The task
From the records below, please return each line that holds the word "library".

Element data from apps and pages
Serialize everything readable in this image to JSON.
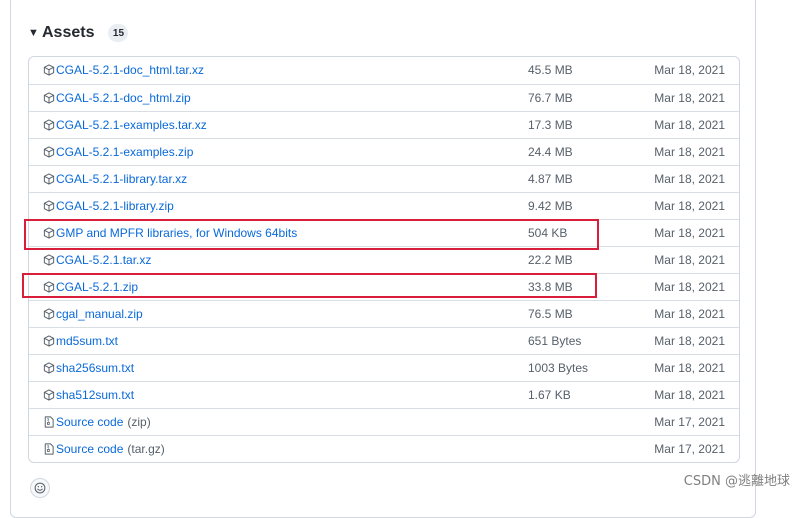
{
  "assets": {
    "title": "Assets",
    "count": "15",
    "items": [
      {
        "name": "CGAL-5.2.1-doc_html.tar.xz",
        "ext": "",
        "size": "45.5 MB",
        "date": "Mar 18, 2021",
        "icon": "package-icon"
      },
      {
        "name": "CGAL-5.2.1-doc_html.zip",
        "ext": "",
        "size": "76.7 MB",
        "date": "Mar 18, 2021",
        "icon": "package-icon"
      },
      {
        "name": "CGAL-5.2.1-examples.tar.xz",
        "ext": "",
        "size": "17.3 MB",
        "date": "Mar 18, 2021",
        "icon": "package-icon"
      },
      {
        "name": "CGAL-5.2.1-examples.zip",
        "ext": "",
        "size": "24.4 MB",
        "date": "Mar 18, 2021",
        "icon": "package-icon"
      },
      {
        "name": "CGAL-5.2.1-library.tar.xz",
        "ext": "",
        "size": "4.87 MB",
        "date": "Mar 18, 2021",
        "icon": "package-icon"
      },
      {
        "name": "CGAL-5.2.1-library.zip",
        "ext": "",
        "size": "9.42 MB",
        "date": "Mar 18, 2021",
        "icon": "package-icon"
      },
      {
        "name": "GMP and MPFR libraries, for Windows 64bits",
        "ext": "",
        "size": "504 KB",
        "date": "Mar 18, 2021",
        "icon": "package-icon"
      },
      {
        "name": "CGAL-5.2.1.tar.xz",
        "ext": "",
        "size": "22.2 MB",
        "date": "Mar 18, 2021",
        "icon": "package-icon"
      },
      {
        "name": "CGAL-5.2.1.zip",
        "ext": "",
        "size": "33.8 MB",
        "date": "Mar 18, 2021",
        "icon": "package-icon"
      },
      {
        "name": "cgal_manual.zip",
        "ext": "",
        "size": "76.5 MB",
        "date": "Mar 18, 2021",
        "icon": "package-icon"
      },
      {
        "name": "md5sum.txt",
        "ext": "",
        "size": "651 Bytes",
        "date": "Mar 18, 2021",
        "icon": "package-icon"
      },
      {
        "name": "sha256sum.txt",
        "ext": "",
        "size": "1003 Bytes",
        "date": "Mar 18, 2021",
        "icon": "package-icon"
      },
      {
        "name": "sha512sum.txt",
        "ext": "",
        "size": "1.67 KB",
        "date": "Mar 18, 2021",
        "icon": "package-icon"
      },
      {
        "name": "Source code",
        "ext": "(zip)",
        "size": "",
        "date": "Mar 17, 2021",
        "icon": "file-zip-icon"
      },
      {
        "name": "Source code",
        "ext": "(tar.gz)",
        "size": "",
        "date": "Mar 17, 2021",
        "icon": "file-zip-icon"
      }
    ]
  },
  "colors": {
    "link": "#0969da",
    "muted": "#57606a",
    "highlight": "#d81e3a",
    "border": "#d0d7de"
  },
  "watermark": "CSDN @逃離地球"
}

Completed task
        "name": "CGAL-5.2.1-library.tar.xz",
        "name": "CGAL-5.2.1-library.zip",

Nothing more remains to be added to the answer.